#### Task to carry out
Each line below needs to be repeated precisely as it is.

#### Dataset

* * * *

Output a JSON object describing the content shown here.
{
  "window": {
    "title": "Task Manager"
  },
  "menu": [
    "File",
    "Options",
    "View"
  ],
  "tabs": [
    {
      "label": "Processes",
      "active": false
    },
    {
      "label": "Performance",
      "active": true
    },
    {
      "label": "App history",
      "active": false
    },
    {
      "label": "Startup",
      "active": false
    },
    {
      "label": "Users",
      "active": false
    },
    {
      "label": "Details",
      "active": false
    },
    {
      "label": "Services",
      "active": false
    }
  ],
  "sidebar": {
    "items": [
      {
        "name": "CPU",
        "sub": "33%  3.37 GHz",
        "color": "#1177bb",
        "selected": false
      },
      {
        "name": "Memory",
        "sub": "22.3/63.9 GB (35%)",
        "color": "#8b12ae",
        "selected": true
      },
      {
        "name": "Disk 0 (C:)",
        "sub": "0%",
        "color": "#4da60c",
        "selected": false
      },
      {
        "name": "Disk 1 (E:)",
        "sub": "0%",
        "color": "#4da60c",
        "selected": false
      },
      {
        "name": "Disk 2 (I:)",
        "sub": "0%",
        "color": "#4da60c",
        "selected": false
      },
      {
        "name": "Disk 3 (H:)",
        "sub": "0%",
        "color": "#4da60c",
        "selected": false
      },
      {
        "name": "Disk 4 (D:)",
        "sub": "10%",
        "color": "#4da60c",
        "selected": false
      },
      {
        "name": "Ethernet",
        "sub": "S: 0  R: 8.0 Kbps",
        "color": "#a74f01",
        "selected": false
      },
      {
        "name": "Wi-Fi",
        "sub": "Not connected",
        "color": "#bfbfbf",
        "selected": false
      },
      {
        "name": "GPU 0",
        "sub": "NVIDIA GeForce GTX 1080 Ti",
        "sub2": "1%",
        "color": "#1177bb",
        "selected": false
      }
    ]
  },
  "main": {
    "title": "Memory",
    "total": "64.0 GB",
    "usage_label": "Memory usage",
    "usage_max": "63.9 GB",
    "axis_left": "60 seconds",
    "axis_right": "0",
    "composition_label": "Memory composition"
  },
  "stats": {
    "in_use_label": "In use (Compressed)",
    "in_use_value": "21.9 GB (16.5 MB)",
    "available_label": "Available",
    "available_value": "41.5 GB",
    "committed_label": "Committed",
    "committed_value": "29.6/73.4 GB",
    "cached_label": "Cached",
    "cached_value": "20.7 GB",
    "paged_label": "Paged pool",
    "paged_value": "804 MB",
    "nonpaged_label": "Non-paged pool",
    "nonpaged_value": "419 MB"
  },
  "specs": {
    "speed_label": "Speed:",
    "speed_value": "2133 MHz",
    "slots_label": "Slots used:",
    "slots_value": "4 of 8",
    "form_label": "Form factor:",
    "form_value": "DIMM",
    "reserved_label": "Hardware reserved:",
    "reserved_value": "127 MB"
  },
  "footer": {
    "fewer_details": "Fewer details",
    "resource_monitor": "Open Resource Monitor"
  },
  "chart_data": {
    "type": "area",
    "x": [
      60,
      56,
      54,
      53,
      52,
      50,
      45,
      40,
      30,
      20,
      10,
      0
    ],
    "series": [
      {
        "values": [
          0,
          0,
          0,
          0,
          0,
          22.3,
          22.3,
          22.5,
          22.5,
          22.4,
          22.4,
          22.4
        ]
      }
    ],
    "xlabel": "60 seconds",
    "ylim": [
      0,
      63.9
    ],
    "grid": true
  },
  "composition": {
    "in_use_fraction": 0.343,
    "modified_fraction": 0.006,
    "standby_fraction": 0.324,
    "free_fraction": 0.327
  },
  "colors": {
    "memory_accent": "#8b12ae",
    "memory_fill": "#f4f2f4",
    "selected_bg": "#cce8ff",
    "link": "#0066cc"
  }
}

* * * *

#### Result for this task
Output a JSON object describing the content shown here.
{
  "window": {
    "title": "Task Manager"
  },
  "menu": [
    "File",
    "Options",
    "View"
  ],
  "tabs": [
    {
      "label": "Processes",
      "active": false
    },
    {
      "label": "Performance",
      "active": true
    },
    {
      "label": "App history",
      "active": false
    },
    {
      "label": "Startup",
      "active": false
    },
    {
      "label": "Users",
      "active": false
    },
    {
      "label": "Details",
      "active": false
    },
    {
      "label": "Services",
      "active": false
    }
  ],
  "sidebar": {
    "items": [
      {
        "name": "CPU",
        "sub": "33%  3.37 GHz",
        "color": "#1177bb",
        "selected": false
      },
      {
        "name": "Memory",
        "sub": "22.3/63.9 GB (35%)",
        "color": "#8b12ae",
        "selected": true
      },
      {
        "name": "Disk 0 (C:)",
        "sub": "0%",
        "color": "#4da60c",
        "selected": false
      },
      {
        "name": "Disk 1 (E:)",
        "sub": "0%",
        "color": "#4da60c",
        "selected": false
      },
      {
        "name": "Disk 2 (I:)",
        "sub": "0%",
        "color": "#4da60c",
        "selected": false
      },
      {
        "name": "Disk 3 (H:)",
        "sub": "0%",
        "color": "#4da60c",
        "selected": false
      },
      {
        "name": "Disk 4 (D:)",
        "sub": "10%",
        "color": "#4da60c",
        "selected": false
      },
      {
        "name": "Ethernet",
        "sub": "S: 0  R: 8.0 Kbps",
        "color": "#a74f01",
        "selected": false
      },
      {
        "name": "Wi-Fi",
        "sub": "Not connected",
        "color": "#bfbfbf",
        "selected": false
      },
      {
        "name": "GPU 0",
        "sub": "NVIDIA GeForce GTX 1080 Ti",
        "sub2": "1%",
        "color": "#1177bb",
        "selected": false
      }
    ]
  },
  "main": {
    "title": "Memory",
    "total": "64.0 GB",
    "usage_label": "Memory usage",
    "usage_max": "63.9 GB",
    "axis_left": "60 seconds",
    "axis_right": "0",
    "composition_label": "Memory composition"
  },
  "stats": {
    "in_use_label": "In use (Compressed)",
    "in_use_value": "21.9 GB (16.5 MB)",
    "available_label": "Available",
    "available_value": "41.5 GB",
    "committed_label": "Committed",
    "committed_value": "29.6/73.4 GB",
    "cached_label": "Cached",
    "cached_value": "20.7 GB",
    "paged_label": "Paged pool",
    "paged_value": "804 MB",
    "nonpaged_label": "Non-paged pool",
    "nonpaged_value": "419 MB"
  },
  "specs": {
    "speed_label": "Speed:",
    "speed_value": "2133 MHz",
    "slots_label": "Slots used:",
    "slots_value": "4 of 8",
    "form_label": "Form factor:",
    "form_value": "DIMM",
    "reserved_label": "Hardware reserved:",
    "reserved_value": "127 MB"
  },
  "footer": {
    "fewer_details": "Fewer details",
    "resource_monitor": "Open Resource Monitor"
  },
  "chart_data": {
    "type": "area",
    "x": [
      60,
      56,
      54,
      53,
      52,
      50,
      45,
      40,
      30,
      20,
      10,
      0
    ],
    "series": [
      {
        "values": [
          0,
          0,
          0,
          0,
          0,
          22.3,
          22.3,
          22.5,
          22.5,
          22.4,
          22.4,
          22.4
        ]
      }
    ],
    "xlabel": "60 seconds",
    "ylim": [
      0,
      63.9
    ],
    "grid": true
  },
  "composition": {
    "in_use_fraction": 0.343,
    "modified_fraction": 0.006,
    "standby_fraction": 0.324,
    "free_fraction": 0.327
  },
  "colors": {
    "memory_accent": "#8b12ae",
    "memory_fill": "#f4f2f4",
    "selected_bg": "#cce8ff",
    "link": "#0066cc"
  }
}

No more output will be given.